The perfect npm storm — a tale of stale node_modules and incidents

Or how, given enough time, incidents will always create an accident.

Working hard to become the home to the world's best independent brands.

Deploying is the best part of being a developer. Releasing freshly-baked, peer-reviewed, test-passing code into the world and making your product better is the crack of the startup world. At Tictail, we love launching every hour, every day.

Except when it takes two days and your code only fails in production, huh?

Why you no work, production code? Biggie wonders…

It all starts with a harmless pull request…

With more than 100,000 stores from hundreds of countries, the Tictail Marketplace is already global. Of course, we want to make sure it also feels truly local to everyone, so we're working hard to bring it to our eleven supported languages. And so, this story starts:

Sounds great, right?! This will be such a major win!

After a long review and lots of improvements, we're ready to launch! The first tidbit of UI is translated into my native Brazilian Portuguese, and it looks gorgeous. 😻

Everything ready, let's go!

And it breaks in production. Rollback!

Time to investigate what's happening. We use the excellent Opbeat, but unfortunately the first information from the stack trace is somewhat unhelpful…

invariant (dist_server/node_modules/react-intl/node_modules/react/lib/invariant.js)
Occurred at:
Error: Minified exception occurred; use the non-minified dev environment for the full error message and additional helpful warnings.

Darn you, React! Darn your excellent production environment optimisations! Anyhow, we managed to run it in the production machine in development mode, and some progress was made:

invariant (server.js)
Occurred at:
Invariant Violation: FormattedMessage.render(): A valid ReactComponent must be returned. You may have returned undefined, an array or some other invalid object.

But, wait, what? It works on my machine!!!

I swear :(

What now, my love?

The next couple of hours were spent, as you might expect, cluelessly pushing buttons trying to reproduce the problem in our development environment:

  • Clean ALL the caches.
  • Reinstall ALL the dependencies.
  • Pray to ALL the Gods.

To no avail, of course. Then, after too much coffee and tears, while poking around in the production environment, we noticed something…something Really Strange ®.

> npm ls react
marketplace@0.1.0 /Users/guilherme/Projects/Tictail/marketplace
└─┬ react-intl@2.0.0-beta-2
└── react@0.13.3 extraneous

Wait, what? We were using react@0.14.7. What is this react@0.13.3 doing there, inside react-intl?!

And suddenly it all makes sense

What actually happened were two separate problems:

Unused dependencies declared on package.json

When this project was started, internationalisation was already part of the "spec", of course. That's why react-intl was already included as a dependency. But back in those days, the most recent available version was…


Version 1.2.2 which depends on react@0.13.13. 😭

“name”: “react-intl”, 
“version”: “1.2.2”,
“dependencies”: {
// (...)
“react”: “>=0.11.2 <0.14.0”

But how come this stale nested dependency was there after deploying our new package which updates the react-intl version?

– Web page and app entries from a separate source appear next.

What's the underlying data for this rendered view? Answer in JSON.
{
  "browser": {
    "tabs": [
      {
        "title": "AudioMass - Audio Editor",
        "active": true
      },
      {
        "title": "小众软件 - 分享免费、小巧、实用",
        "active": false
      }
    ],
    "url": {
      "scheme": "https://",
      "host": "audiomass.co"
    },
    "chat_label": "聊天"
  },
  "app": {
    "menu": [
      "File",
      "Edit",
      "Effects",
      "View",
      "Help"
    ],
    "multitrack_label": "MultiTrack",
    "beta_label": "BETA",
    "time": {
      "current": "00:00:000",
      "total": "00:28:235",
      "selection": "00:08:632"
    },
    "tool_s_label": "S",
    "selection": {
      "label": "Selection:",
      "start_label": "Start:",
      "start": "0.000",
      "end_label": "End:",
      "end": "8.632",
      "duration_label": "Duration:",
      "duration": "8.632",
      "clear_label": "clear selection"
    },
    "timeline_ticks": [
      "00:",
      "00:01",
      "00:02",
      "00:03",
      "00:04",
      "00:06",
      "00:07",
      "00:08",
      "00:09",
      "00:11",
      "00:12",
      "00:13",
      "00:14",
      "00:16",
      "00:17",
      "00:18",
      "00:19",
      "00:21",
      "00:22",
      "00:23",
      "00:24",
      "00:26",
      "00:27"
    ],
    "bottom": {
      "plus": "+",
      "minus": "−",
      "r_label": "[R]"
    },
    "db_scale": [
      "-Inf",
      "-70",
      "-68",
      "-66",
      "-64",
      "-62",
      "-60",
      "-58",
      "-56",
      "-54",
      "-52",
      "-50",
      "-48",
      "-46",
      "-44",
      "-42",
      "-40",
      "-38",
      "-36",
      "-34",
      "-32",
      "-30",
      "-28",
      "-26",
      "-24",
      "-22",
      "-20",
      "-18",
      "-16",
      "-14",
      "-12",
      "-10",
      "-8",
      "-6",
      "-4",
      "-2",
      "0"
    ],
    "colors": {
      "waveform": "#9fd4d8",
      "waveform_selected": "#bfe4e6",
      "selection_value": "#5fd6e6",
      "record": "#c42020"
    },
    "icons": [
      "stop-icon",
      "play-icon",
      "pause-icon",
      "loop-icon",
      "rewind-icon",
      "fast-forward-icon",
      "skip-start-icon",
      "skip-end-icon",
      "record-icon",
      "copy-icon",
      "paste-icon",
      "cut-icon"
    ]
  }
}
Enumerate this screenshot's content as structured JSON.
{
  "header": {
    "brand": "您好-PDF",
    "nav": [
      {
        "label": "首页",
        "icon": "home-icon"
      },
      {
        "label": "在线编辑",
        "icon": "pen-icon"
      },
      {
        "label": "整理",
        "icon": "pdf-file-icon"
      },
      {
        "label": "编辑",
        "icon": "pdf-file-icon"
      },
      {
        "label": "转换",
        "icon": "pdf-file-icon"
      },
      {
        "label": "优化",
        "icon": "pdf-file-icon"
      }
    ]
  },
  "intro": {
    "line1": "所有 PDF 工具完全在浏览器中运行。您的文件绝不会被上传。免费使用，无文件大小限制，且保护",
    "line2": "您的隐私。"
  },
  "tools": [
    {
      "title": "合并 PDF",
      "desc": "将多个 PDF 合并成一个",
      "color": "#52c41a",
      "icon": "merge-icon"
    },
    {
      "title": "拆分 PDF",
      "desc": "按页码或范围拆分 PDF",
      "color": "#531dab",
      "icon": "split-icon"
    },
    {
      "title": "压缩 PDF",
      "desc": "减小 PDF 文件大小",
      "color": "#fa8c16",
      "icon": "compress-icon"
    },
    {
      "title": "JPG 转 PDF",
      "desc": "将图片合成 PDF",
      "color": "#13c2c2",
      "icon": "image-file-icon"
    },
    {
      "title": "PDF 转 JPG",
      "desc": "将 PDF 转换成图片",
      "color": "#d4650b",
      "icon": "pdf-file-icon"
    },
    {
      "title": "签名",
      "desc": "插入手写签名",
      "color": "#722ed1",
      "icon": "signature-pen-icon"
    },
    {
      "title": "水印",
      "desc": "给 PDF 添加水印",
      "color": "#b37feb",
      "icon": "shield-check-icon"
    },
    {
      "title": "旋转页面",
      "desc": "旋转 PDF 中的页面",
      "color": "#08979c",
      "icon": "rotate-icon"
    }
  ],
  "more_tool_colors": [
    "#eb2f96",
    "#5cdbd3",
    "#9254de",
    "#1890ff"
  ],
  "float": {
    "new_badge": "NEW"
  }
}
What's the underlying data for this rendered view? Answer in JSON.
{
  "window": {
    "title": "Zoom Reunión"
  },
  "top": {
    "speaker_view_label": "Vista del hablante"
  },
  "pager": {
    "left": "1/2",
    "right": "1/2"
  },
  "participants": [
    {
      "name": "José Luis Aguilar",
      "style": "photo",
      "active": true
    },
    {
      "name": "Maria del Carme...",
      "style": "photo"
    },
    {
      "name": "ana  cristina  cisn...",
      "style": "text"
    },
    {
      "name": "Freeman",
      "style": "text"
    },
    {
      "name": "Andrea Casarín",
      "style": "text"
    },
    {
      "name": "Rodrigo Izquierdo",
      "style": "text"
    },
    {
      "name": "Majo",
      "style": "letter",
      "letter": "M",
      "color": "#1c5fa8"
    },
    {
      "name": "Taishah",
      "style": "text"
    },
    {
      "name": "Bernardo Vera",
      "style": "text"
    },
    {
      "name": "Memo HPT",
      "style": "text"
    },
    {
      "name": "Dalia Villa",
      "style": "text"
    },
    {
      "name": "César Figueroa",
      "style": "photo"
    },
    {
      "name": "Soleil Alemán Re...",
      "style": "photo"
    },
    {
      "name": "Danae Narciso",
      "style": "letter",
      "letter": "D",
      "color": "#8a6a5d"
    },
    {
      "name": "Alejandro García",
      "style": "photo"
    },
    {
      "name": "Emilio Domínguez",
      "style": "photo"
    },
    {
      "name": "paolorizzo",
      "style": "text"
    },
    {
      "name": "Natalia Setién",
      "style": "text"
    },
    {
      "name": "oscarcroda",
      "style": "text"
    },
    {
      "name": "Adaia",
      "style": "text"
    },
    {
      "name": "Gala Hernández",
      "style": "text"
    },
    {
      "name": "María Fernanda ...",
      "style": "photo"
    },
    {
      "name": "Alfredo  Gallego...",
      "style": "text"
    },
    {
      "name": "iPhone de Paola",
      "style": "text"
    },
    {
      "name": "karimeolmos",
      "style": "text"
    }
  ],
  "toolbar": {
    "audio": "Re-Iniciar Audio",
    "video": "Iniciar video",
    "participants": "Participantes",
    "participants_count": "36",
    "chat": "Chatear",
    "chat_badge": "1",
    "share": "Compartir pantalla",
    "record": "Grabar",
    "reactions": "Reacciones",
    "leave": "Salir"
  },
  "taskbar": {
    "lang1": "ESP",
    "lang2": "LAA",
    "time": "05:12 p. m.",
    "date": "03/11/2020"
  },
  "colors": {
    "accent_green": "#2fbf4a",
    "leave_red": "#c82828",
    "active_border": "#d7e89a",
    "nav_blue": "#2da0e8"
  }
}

We updated react-intl! What's up?

Our deploy process didn't delete old node_modules

In super simple terms, our deploy process basically consists of using CircleCI to test our code, build production bundles and upload them to S3.

Then, as a separate step, we download this bundle and uncompress it on a specific folder, where we run our awesome code from.

Did you miss something there? Yep… We didn't clean the folder. Therefore, we've only overwritten the node_modules directory each deploy — never getting rid of stale nested folders. 😱


On accidents and incidents

Granted — it was a pretty gigantic coincidence that we happened to end up with two simultaneous React versions, which basically destroys the React context. However, there's a valuable lesson here:

Enough safety incidents over time will always create an accident.

  • Not cleaning up our dependencies was an incident.
  • Not cleaning up the deploy folder was an incident.
  • Not having the staging environment match the production environment completely was an incident.

And sure enough they would all conspire to create an accident sooner or later. Now we have learned and have fixed what we can.

Which begs the question: what incidents are you letting live long and prosper in your codebase? And in your deployment procedure? Maybe it’s worth taking few minutes and reviewing this with your team. Do it now, or do it later, in production.

It's your choice. 😁